We have had many blessings from this fire.
Immediately afterwards, people raised £30k to support us, which we used for rent and bills during the following 2 years whilst re grouping from the shock and major impact on our teenage children.
Their whole lives has been spent building one house or another, always nearly having a home.
The hobbit house pictured did not burn, we left there many years ago. We lived there as volunteers ( see http://www.beingsomewhere.net/hobbit.htm)
Earthlea the house that did burn was another kettle of fish and 9 year journey on our own land.
It doesnt matter it's physically gone; the love, learning, sweat and tears shared with 400 volunteers and 1000 visitors 2009-18 is REAL and LIVES in our hearts and minds.
1 month ago
Here in Wales, UK late frosts and early cold winds: interested in any fruit /nut trees that withstand cooler temperature zones.Most sources are expecting a warming trend, though I noticed last september it was cooler than average and my grapes did not ripen well compared to previous years. Have looked around on sub arctic type sites, seems shrub fruits more appropriate.

5 months ago
Keen to learn more about this too, I have friends with extreme hayfever allergy that harvest and eat raw nettle when in seed..

This site has info on harvesting the root and its uses at any time
https://www.gardeningknowhow.com/edible/herbs/nettle/harvesting-nettle-root.htm
5 months ago
I'm helping someone who wishes to design a forest garden on a fairly waterlogged field.It's adjacent a river and natural swampy marginal zone. First we are getting a sense of whether any area stays dry enough for planting...however the idea they have is use hugelkultur to outwit the waterlogging and plant the fruit guilds above the waterlogging line. I'd love advice. I'm concerned from previous attempts that the woody centre will have too many air pockets to support trees and wondering how much soil layer we'd need to make it feasible.
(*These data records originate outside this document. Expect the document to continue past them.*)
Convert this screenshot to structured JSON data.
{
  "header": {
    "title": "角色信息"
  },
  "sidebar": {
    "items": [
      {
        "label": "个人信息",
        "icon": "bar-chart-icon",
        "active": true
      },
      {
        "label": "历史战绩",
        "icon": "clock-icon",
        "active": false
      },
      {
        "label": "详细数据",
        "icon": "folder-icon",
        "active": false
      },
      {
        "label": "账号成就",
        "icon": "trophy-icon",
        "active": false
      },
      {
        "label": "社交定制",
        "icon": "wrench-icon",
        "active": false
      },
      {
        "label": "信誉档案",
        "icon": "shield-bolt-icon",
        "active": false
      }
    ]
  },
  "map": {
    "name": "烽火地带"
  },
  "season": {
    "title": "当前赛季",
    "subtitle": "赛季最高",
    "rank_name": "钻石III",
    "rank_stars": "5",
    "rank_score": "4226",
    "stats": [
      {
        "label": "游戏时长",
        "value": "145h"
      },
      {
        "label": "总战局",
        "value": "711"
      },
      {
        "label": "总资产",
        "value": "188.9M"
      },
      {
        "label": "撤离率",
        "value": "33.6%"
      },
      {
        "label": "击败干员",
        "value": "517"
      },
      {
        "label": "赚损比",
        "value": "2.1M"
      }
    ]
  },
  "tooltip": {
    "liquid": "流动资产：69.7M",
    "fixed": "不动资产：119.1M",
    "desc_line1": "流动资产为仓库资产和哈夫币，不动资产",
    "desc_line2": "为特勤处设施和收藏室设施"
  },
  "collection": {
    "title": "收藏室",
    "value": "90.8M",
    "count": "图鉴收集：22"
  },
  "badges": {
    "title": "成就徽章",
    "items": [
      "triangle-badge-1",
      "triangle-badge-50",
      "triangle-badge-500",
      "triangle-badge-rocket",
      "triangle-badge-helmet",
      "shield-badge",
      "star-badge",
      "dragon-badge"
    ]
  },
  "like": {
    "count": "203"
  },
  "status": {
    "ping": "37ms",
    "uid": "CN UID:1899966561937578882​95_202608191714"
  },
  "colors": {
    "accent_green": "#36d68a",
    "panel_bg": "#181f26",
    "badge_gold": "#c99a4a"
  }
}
Advice welcome...
5 months ago
I've seen strawberries work well on my neighbours asparagus patch
5 months ago

R Scott wrote:What are the design thoughts/questions you use to balance the health/diversity of the ecosystem and the ability to harvest time sensitive yields?



Good question: Planting in guilds to cover health/diversity issues, that is including a variety of different plants and shrubs to ensure different root depths, pollinator and predator forage and habitat and using the different layers to utilise succession through the seasons. Regards time sensitive yields, I hadn't thought about it consciously in my forest garden design... however, having about 12 fruit tree guilds in zone 2, near the house, means I have my cup of tea up that and catch short lived flower yields due to regular presence. I'm also happy to plant up areas in more distant parts of the holding. It gives me peace to know bees, insects and birds will find those yields even when I'm not around to harvest them.



A well frequented area of my old forest garden (now we've moved)
5 months ago
Here in Uk, summer cuttings of Fuchsia bushes take well, I have the variety called globosa...the berries are prolific and cropping substantially after 3 years

5 months ago
Welcome Anne, look forward to learning from your experience. If you don't use permies already, it's a brilliant culture of sharing expertise and learning and respectful attitudes. There's a wealth of info on EVERY subject under the sun. As a permanent publications author too, I felt extremely supported by the permies team. Off to forest garden forum to see what's happening!
5 months ago